I have seen many in­stances of an over­loaded agenda with a lim­ited amount of time, usu­ally at the end of ses­sions or right be­fore elec­tions. But I have nev­er seen any­thing quite like this. For Boehner, this could be a wel­come ex­cuse — what Wash­ing­ton Post blog­ger Greg Sar­gent called an “es­cape hatch” — to put off the fights over gov­ern­ment shut­downs and debt-ceil­ing breaches for a couple of months. But that only would put off the time of reck­on­ing; it will not solve the prob­lems or lessen the chasm between the Re­pub­lic­ans in Con­gress and the pres­id­ent and his Demo­crats over the fisc­al is­sues, nor will it cre­ate a path to res­ol­u­tion of a farm bill that has been caught in ideo­lo­gic­al hell for a seem­ing etern­ity.

Maybe the al­li­ance among Boehner, Can­tor, and Obama on Syr­ia will ease the way to a deal on spend­ing and the debt lim­it. Yeah, right. Mean­while, a right-wing chor­us of out­siders such as Er­ick Er­ick­son sug­gest that the Re­pub­lic­ans should hold the fund­ing for Obama­care host­age to their votes on a Syr­i­an res­ol­u­tion, while Rush Limbaugh sug­gests that the Syr­i­an rebels gassed their own people. As the Chinese say, in­ter­est­ing times ahead.

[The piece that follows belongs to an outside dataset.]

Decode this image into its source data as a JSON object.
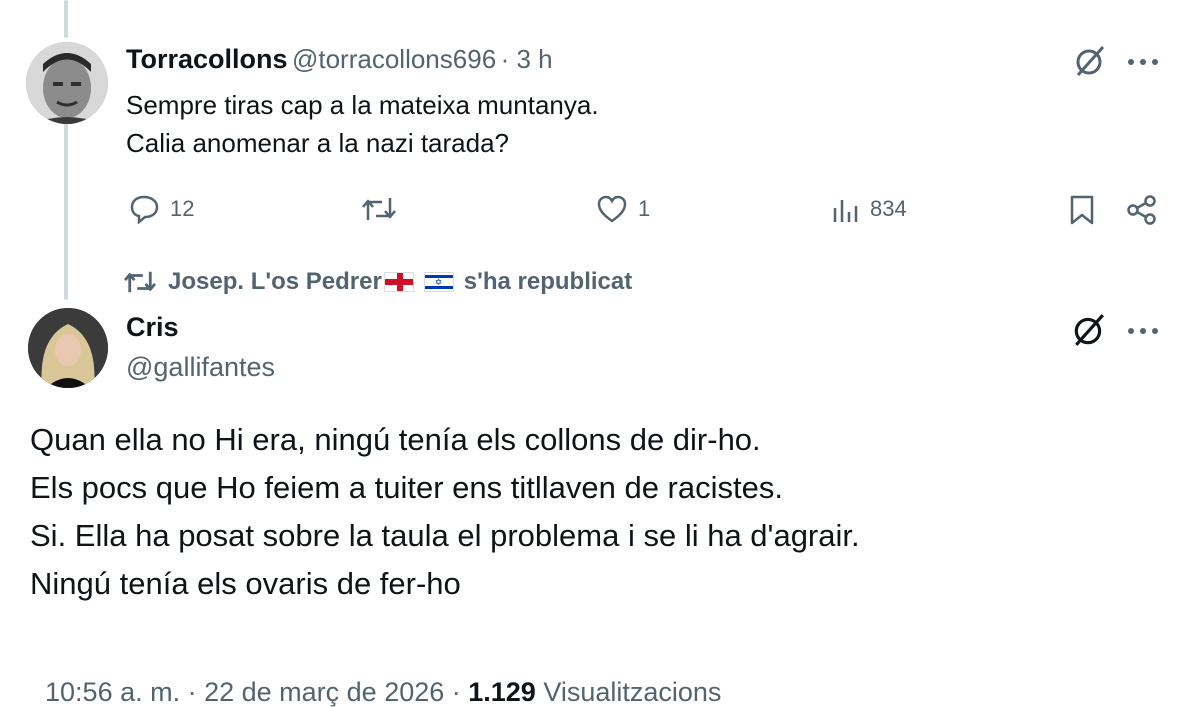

{{ BIZOBJ (video: 4421) }}

What We're Following See More »
Trump Won’t Debate Sanders After All
1 days ago

Trump, in a statement: “Based on the fact that the Democratic nominating process is totally rigged and Crooked Hillary Clinton and Deborah Wasserman Schultz will not allow Bernie Sanders to win, and now that I am the presumptive Republican nominee, it seems inappropriate that I would debate the second place finisher. ... I will wait to debate the first place finisher in the Democratic Party, probably Crooked Hillary Clinton, or whoever it may be.”

UAW: Time to Unite Behind Hillary
3 days ago

"It's about time for unity," said UAW President Dennis Williams. "We're endorsing Hillary Clinton. She's gotten 3 million more votes than Bernie, a million more votes than Donald Trump. She's our nominee." He called Sanders "a great friend of the UAW" while saying Trump "does not support the economic security of UAW families." Some 28 percent of UAW members indicated their support for Trump in an internal survey.

Trump Clinches Enough Delegates for the Nomination
3 days ago

"Donald Trump on Thursday reached the number of delegates needed to clinch the Republican nomination for president, completing an unlikely rise that has upended the political landscape and sets the stage for a bitter fall campaign. Trump was put over the top in the Associated Press delegate count by a small number of the party's unbound delegates who told the AP they would support him at the convention."

Trump/Sanders Debate Before California Primary?
3 days ago
California: It’s Not Over Yet
3 days ago

"Clinton and Bernie Sanders "are now devoting additional money to television advertising. A day after Sanders announced a new ad buy of less than $2 million in the state, Clinton announced her own television campaign. Ads featuring actor Morgan Freeman as well as labor leader and civil rights activist Dolores Huerta will air beginning on Fridayin Fresno, Sacramento, and Los Angeles media markets. Some ads will also target Latino voters and Asian American voters. The total value of the buy is about six figures according to the Clinton campaign." Meanwhile, a new poll shows Sanders within the margin of error, trailing Clinton 44%-46%.